I turn to Amendment 63, tabled by the noble Lord, Lord Hunt, and the noble Baroness, Lady Wheeler. We are in concordance with them that a model deferred payment agreement would help local authorities and that is why we already have one in place for the schemes that are currently operating. What we intend to do now is build on and improve the current model. In doing that, we will work in partnership with local authorities to learn from the well established schemes, some of which have a decade of experience. While the case for a model scheme is clear, I think it would be wrong to mandate national systems and structures for deferred payment agreements. It is important that we strike the right balance between local flexibility and national consistency. Systems and structures must be developed in partnership with local government and allow for and, indeed, encourage local efficiencies to flourish. As noble Lords may know, we have established with the Local Government Association and the Association of Directors of Adult Social Services the joint implementation and programme board to support the implementation of these reforms more generally and, through this, we will support local authorities to deliver the universal scheme from April 2015. This work will include our commitment to providing a model deferred payment scheme, based on the current model, as well as statutory guidance to support local authorities in exercising these functions.

The statutory guidance on deferred payments, in particular, will have a clear legal status. Local authorities must act under this guidance. This means that they must consider and should follow it, unless they have a justifiable reason not to do so. This would seem to be the same status as is envisaged by noble Lords in their amendment. I hope therefore the noble Lord feels able to withdraw his amendment in light of the reassurance I have given on supporting local authorities to deliver the universal deferred payment scheme and the model agreement in particular.

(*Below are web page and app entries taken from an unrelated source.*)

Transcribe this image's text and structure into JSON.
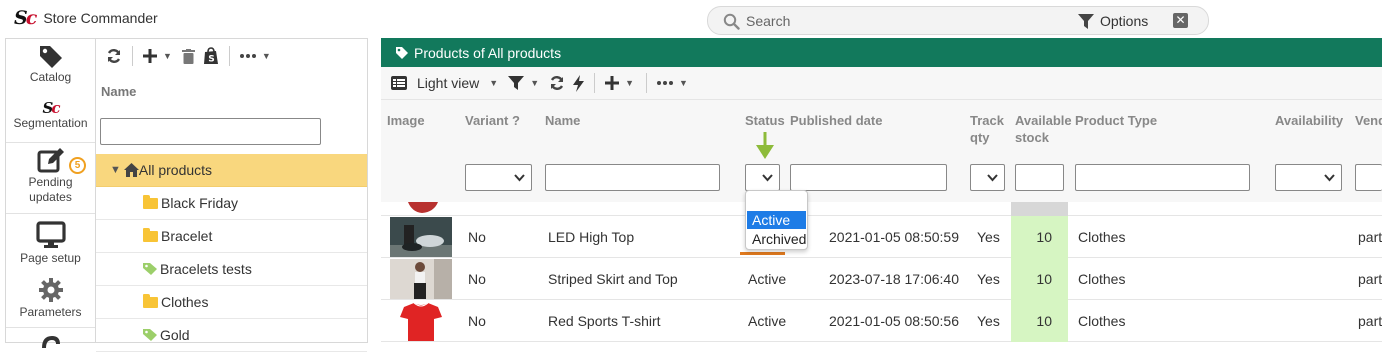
{
  "app": {
    "title": "Store Commander",
    "logo_s": "S",
    "logo_c": "c"
  },
  "search": {
    "placeholder": "Search",
    "options_label": "Options"
  },
  "rail": {
    "items": [
      {
        "label": "Catalog",
        "icon": "tag-icon"
      },
      {
        "label": "Segmentation",
        "icon": "sc-logo-icon"
      },
      {
        "label_line1": "Pending",
        "label_line2": "updates",
        "badge": "5",
        "icon": "edit-icon"
      },
      {
        "label": "Page setup",
        "icon": "monitor-icon"
      },
      {
        "label": "Parameters",
        "icon": "gear-icon"
      }
    ]
  },
  "tree": {
    "column_header": "Name",
    "items": [
      {
        "label": "All products",
        "selected": true,
        "icon": "home-icon"
      },
      {
        "label": "Black Friday",
        "icon": "folder-icon"
      },
      {
        "label": "Bracelet",
        "icon": "folder-icon"
      },
      {
        "label": "Bracelets tests",
        "icon": "tag-icon"
      },
      {
        "label": "Clothes",
        "icon": "folder-icon"
      },
      {
        "label": "Gold",
        "icon": "tag-icon"
      }
    ]
  },
  "products": {
    "header": "Products of All products",
    "view_label": "Light view",
    "columns": {
      "image": "Image",
      "variant": "Variant ?",
      "name": "Name",
      "status": "Status",
      "published": "Published date",
      "track_line1": "Track",
      "track_line2": "qty",
      "stock_line1": "Available",
      "stock_line2": "stock",
      "type": "Product Type",
      "availability": "Availability",
      "vendor": "Vend"
    },
    "status_dropdown": {
      "options": [
        "Active",
        "Archived"
      ],
      "highlighted": "Active"
    },
    "rows": [
      {
        "variant": "No",
        "name": "LED High Top",
        "status": "",
        "published": "2021-01-05 08:50:59",
        "track": "Yes",
        "stock": "10",
        "type": "Clothes",
        "vendor": "part"
      },
      {
        "variant": "No",
        "name": "Striped Skirt and Top",
        "status": "Active",
        "published": "2023-07-18 17:06:40",
        "track": "Yes",
        "stock": "10",
        "type": "Clothes",
        "vendor": "part"
      },
      {
        "variant": "No",
        "name": "Red Sports T-shirt",
        "status": "Active",
        "published": "2021-01-05 08:50:56",
        "track": "Yes",
        "stock": "10",
        "type": "Clothes",
        "vendor": "part"
      }
    ]
  },
  "colors": {
    "brand_green": "#12795c",
    "selected_row": "#f9d77e",
    "stock_bg": "#d6f5c2",
    "dropdown_highlight": "#1e7ce6",
    "arrow_green": "#8dbb3a",
    "logo_red": "#c8102e"
  }
}
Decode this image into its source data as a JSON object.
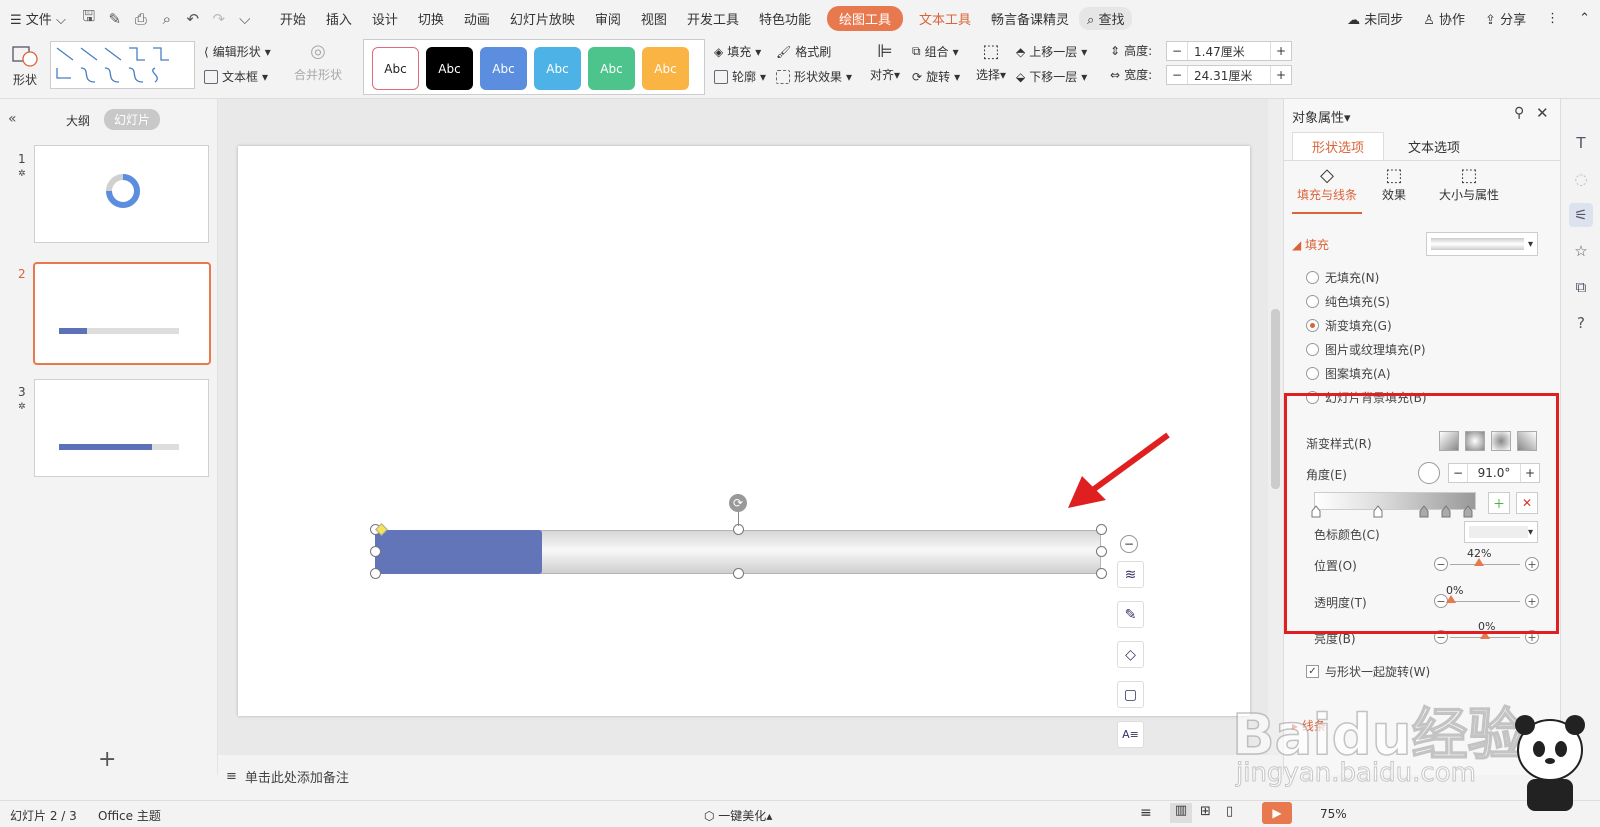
{
  "menu": {
    "main": "文件",
    "tabs": [
      "开始",
      "插入",
      "设计",
      "切换",
      "动画",
      "幻灯片放映",
      "审阅",
      "视图",
      "开发工具",
      "特色功能"
    ],
    "drawing_tools": "绘图工具",
    "text_tools": "文本工具",
    "extra": "畅言备课精灵",
    "search": "查找",
    "unsync": "未同步",
    "collab": "协作",
    "share": "分享"
  },
  "ribbon": {
    "shape": "形状",
    "edit_shape": "编辑形状",
    "textbox": "文本框",
    "merge_shape": "合并形状",
    "style_label": "Abc",
    "fill": "填充",
    "format_brush": "格式刷",
    "outline": "轮廓",
    "shape_effect": "形状效果",
    "align": "对齐",
    "group": "组合",
    "rotate": "旋转",
    "select": "选择",
    "bring_forward": "上移一层",
    "send_backward": "下移一层",
    "height_label": "高度:",
    "height_value": "1.47厘米",
    "width_label": "宽度:",
    "width_value": "24.31厘米",
    "minus": "−",
    "plus": "+",
    "style_colors": [
      "#ffffff",
      "#000000",
      "#5b8ede",
      "#4db3e6",
      "#4cc48c",
      "#f9b443"
    ]
  },
  "leftpane": {
    "outline_tab": "大纲",
    "slides_tab": "幻灯片",
    "slide_numbers": [
      "1",
      "2",
      "3"
    ],
    "add": "+"
  },
  "slide": {
    "bar_progress": 0.23
  },
  "notes": {
    "placeholder": "单击此处添加备注"
  },
  "panel": {
    "title": "对象属性",
    "tab_shape": "形状选项",
    "tab_text": "文本选项",
    "sub_fill_line": "填充与线条",
    "sub_effect": "效果",
    "sub_size": "大小与属性",
    "fill_header": "填充",
    "options": [
      "无填充(N)",
      "纯色填充(S)",
      "渐变填充(G)",
      "图片或纹理填充(P)",
      "图案填充(A)",
      "幻灯片背景填充(B)"
    ],
    "selected_option": 2,
    "gradient_style": "渐变样式(R)",
    "angle_label": "角度(E)",
    "angle_value": "91.0°",
    "stop_color": "色标颜色(C)",
    "position_label": "位置(O)",
    "position_value": "42%",
    "position_level": 0.42,
    "transparency_label": "透明度(T)",
    "transparency_value": "0%",
    "brightness_label": "亮度(B)",
    "brightness_value": "0%",
    "rotate_with_shape": "与形状一起旋转(W)",
    "line_header": "线条"
  },
  "status": {
    "slide_info": "幻灯片 2 / 3",
    "theme": "Office 主题",
    "beautify": "一键美化",
    "zoom": "75%"
  },
  "watermark": {
    "text": "Baidu经验",
    "url": "jingyan.baidu.com"
  }
}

My noble friend Lady Barker asked whether the scheme was a model for how local authorities manage the burden on themselves. This is not designed to be a scheme that makes a profit for local authorities. The interest rate is likely to be set at a rate which recognises local authority borrowing rates, and so ensures that the scheme is cost-neutral.